> **Working data**
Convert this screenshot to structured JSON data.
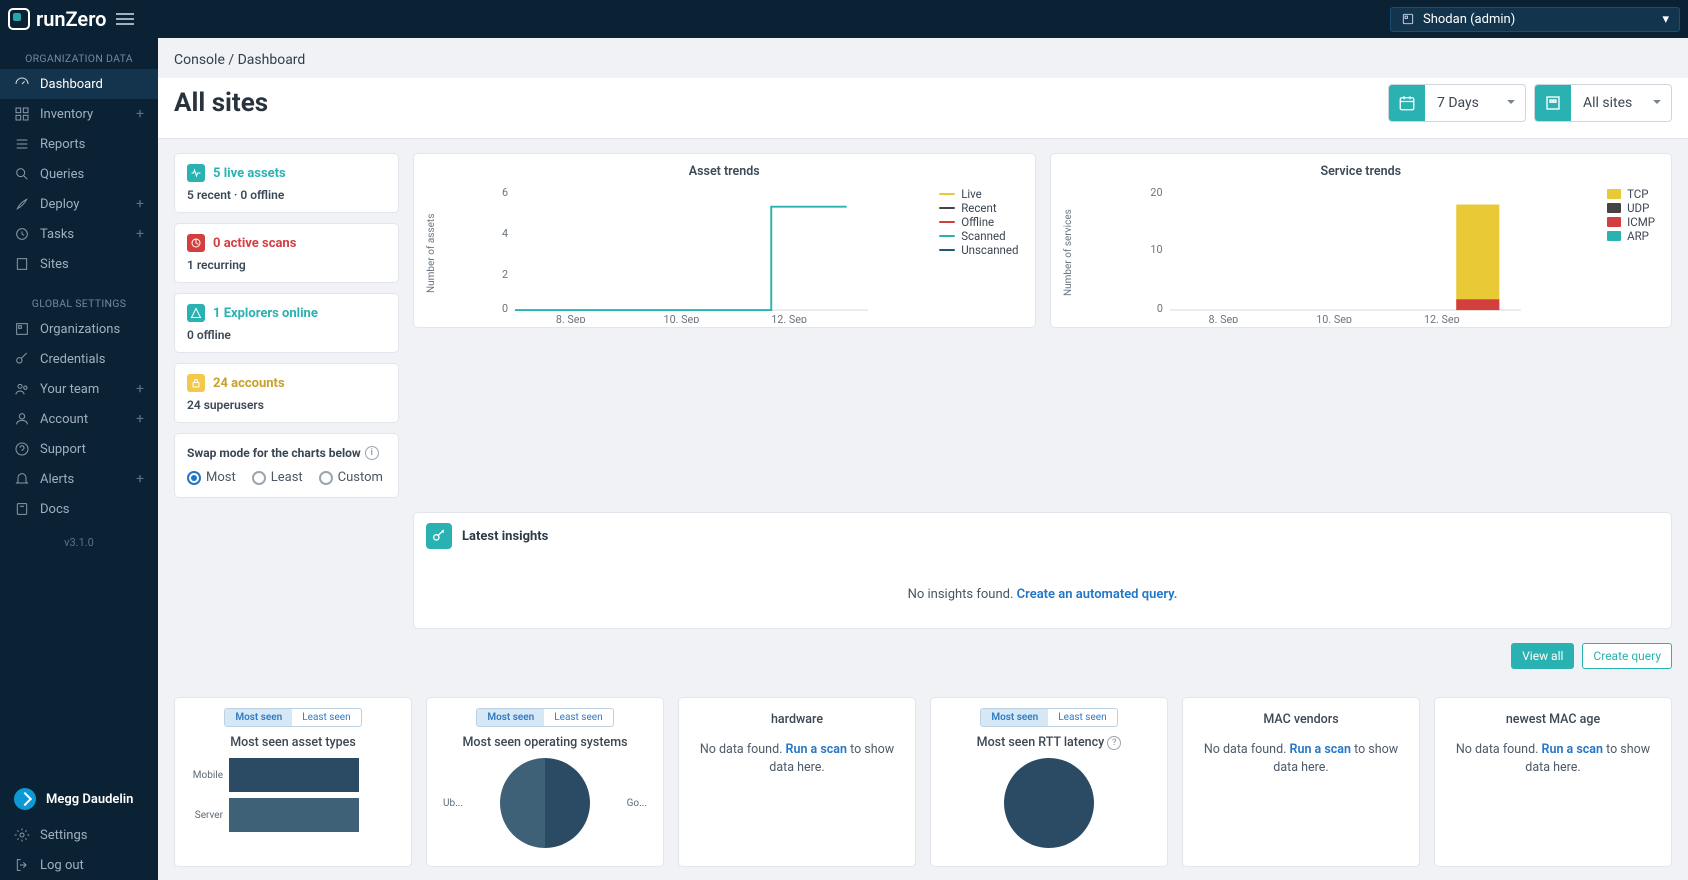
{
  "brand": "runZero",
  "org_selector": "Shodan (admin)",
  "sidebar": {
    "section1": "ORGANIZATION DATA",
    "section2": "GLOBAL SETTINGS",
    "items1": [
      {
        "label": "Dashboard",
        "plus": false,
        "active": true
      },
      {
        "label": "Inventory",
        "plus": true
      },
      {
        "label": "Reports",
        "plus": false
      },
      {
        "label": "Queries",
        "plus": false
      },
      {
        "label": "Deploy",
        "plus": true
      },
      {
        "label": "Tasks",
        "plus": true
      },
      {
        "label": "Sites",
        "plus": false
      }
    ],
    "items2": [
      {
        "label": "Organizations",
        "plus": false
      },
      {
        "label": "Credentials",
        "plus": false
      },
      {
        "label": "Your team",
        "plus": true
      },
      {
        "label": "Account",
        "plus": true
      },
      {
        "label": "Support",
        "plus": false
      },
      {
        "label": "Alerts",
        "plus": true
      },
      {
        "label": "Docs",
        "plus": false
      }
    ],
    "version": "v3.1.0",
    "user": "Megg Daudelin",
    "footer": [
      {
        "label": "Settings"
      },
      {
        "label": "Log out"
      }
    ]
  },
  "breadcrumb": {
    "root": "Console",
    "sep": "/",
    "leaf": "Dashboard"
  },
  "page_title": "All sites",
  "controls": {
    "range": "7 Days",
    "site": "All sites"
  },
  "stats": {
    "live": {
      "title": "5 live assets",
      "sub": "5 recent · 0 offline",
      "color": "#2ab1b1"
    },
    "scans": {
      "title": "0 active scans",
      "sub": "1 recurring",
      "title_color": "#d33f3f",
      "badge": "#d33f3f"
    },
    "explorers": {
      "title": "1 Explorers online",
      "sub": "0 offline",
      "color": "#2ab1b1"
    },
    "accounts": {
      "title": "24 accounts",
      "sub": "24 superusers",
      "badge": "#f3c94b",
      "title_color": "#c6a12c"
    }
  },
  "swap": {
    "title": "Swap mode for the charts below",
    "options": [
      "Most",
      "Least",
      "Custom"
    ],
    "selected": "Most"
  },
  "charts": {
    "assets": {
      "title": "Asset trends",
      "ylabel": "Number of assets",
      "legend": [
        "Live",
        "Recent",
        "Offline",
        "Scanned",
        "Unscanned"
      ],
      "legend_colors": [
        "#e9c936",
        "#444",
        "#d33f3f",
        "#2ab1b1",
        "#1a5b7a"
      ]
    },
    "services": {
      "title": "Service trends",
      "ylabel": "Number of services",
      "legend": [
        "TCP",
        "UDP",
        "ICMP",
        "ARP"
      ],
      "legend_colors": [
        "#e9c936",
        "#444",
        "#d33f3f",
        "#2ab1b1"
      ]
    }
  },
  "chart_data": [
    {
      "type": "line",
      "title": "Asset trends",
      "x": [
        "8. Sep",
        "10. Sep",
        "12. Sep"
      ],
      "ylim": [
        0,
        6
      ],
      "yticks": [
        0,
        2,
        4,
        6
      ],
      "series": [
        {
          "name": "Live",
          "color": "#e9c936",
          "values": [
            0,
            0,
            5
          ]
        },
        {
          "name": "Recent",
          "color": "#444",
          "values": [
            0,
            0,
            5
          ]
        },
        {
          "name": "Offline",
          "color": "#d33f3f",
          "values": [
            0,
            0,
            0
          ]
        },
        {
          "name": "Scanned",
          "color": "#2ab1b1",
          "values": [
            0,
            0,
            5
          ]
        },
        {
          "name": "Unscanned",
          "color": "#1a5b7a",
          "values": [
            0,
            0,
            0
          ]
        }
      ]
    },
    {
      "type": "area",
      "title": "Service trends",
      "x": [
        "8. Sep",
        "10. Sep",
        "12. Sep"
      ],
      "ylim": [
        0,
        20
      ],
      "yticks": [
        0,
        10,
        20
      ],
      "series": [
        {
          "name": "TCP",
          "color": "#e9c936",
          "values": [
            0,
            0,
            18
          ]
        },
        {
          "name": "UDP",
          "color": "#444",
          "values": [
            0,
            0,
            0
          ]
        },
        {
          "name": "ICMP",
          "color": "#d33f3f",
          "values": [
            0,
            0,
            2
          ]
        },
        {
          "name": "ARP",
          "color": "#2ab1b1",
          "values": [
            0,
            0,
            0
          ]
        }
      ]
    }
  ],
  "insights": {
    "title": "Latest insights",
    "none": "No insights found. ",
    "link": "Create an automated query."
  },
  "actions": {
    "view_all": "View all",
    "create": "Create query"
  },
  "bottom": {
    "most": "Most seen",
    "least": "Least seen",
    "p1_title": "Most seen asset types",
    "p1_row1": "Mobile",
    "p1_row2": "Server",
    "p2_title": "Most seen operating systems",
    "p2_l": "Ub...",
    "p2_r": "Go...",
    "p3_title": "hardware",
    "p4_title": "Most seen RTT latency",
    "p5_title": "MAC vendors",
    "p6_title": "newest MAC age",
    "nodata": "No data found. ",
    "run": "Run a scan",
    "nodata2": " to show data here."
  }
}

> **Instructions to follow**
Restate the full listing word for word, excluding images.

> **Answer to this problem**
Convert this screenshot to structured JSON data.
{
  "brand": "runZero",
  "org_selector": "Shodan (admin)",
  "sidebar": {
    "section1": "ORGANIZATION DATA",
    "section2": "GLOBAL SETTINGS",
    "items1": [
      {
        "label": "Dashboard",
        "plus": false,
        "active": true
      },
      {
        "label": "Inventory",
        "plus": true
      },
      {
        "label": "Reports",
        "plus": false
      },
      {
        "label": "Queries",
        "plus": false
      },
      {
        "label": "Deploy",
        "plus": true
      },
      {
        "label": "Tasks",
        "plus": true
      },
      {
        "label": "Sites",
        "plus": false
      }
    ],
    "items2": [
      {
        "label": "Organizations",
        "plus": false
      },
      {
        "label": "Credentials",
        "plus": false
      },
      {
        "label": "Your team",
        "plus": true
      },
      {
        "label": "Account",
        "plus": true
      },
      {
        "label": "Support",
        "plus": false
      },
      {
        "label": "Alerts",
        "plus": true
      },
      {
        "label": "Docs",
        "plus": false
      }
    ],
    "version": "v3.1.0",
    "user": "Megg Daudelin",
    "footer": [
      {
        "label": "Settings"
      },
      {
        "label": "Log out"
      }
    ]
  },
  "breadcrumb": {
    "root": "Console",
    "sep": "/",
    "leaf": "Dashboard"
  },
  "page_title": "All sites",
  "controls": {
    "range": "7 Days",
    "site": "All sites"
  },
  "stats": {
    "live": {
      "title": "5 live assets",
      "sub": "5 recent · 0 offline",
      "color": "#2ab1b1"
    },
    "scans": {
      "title": "0 active scans",
      "sub": "1 recurring",
      "title_color": "#d33f3f",
      "badge": "#d33f3f"
    },
    "explorers": {
      "title": "1 Explorers online",
      "sub": "0 offline",
      "color": "#2ab1b1"
    },
    "accounts": {
      "title": "24 accounts",
      "sub": "24 superusers",
      "badge": "#f3c94b",
      "title_color": "#c6a12c"
    }
  },
  "swap": {
    "title": "Swap mode for the charts below",
    "options": [
      "Most",
      "Least",
      "Custom"
    ],
    "selected": "Most"
  },
  "charts": {
    "assets": {
      "title": "Asset trends",
      "ylabel": "Number of assets",
      "legend": [
        "Live",
        "Recent",
        "Offline",
        "Scanned",
        "Unscanned"
      ],
      "legend_colors": [
        "#e9c936",
        "#444",
        "#d33f3f",
        "#2ab1b1",
        "#1a5b7a"
      ]
    },
    "services": {
      "title": "Service trends",
      "ylabel": "Number of services",
      "legend": [
        "TCP",
        "UDP",
        "ICMP",
        "ARP"
      ],
      "legend_colors": [
        "#e9c936",
        "#444",
        "#d33f3f",
        "#2ab1b1"
      ]
    }
  },
  "chart_data": [
    {
      "type": "line",
      "title": "Asset trends",
      "x": [
        "8. Sep",
        "10. Sep",
        "12. Sep"
      ],
      "ylim": [
        0,
        6
      ],
      "yticks": [
        0,
        2,
        4,
        6
      ],
      "series": [
        {
          "name": "Live",
          "color": "#e9c936",
          "values": [
            0,
            0,
            5
          ]
        },
        {
          "name": "Recent",
          "color": "#444",
          "values": [
            0,
            0,
            5
          ]
        },
        {
          "name": "Offline",
          "color": "#d33f3f",
          "values": [
            0,
            0,
            0
          ]
        },
        {
          "name": "Scanned",
          "color": "#2ab1b1",
          "values": [
            0,
            0,
            5
          ]
        },
        {
          "name": "Unscanned",
          "color": "#1a5b7a",
          "values": [
            0,
            0,
            0
          ]
        }
      ]
    },
    {
      "type": "area",
      "title": "Service trends",
      "x": [
        "8. Sep",
        "10. Sep",
        "12. Sep"
      ],
      "ylim": [
        0,
        20
      ],
      "yticks": [
        0,
        10,
        20
      ],
      "series": [
        {
          "name": "TCP",
          "color": "#e9c936",
          "values": [
            0,
            0,
            18
          ]
        },
        {
          "name": "UDP",
          "color": "#444",
          "values": [
            0,
            0,
            0
          ]
        },
        {
          "name": "ICMP",
          "color": "#d33f3f",
          "values": [
            0,
            0,
            2
          ]
        },
        {
          "name": "ARP",
          "color": "#2ab1b1",
          "values": [
            0,
            0,
            0
          ]
        }
      ]
    }
  ],
  "insights": {
    "title": "Latest insights",
    "none": "No insights found. ",
    "link": "Create an automated query."
  },
  "actions": {
    "view_all": "View all",
    "create": "Create query"
  },
  "bottom": {
    "most": "Most seen",
    "least": "Least seen",
    "p1_title": "Most seen asset types",
    "p1_row1": "Mobile",
    "p1_row2": "Server",
    "p2_title": "Most seen operating systems",
    "p2_l": "Ub...",
    "p2_r": "Go...",
    "p3_title": "hardware",
    "p4_title": "Most seen RTT latency",
    "p5_title": "MAC vendors",
    "p6_title": "newest MAC age",
    "nodata": "No data found. ",
    "run": "Run a scan",
    "nodata2": " to show data here."
  }
}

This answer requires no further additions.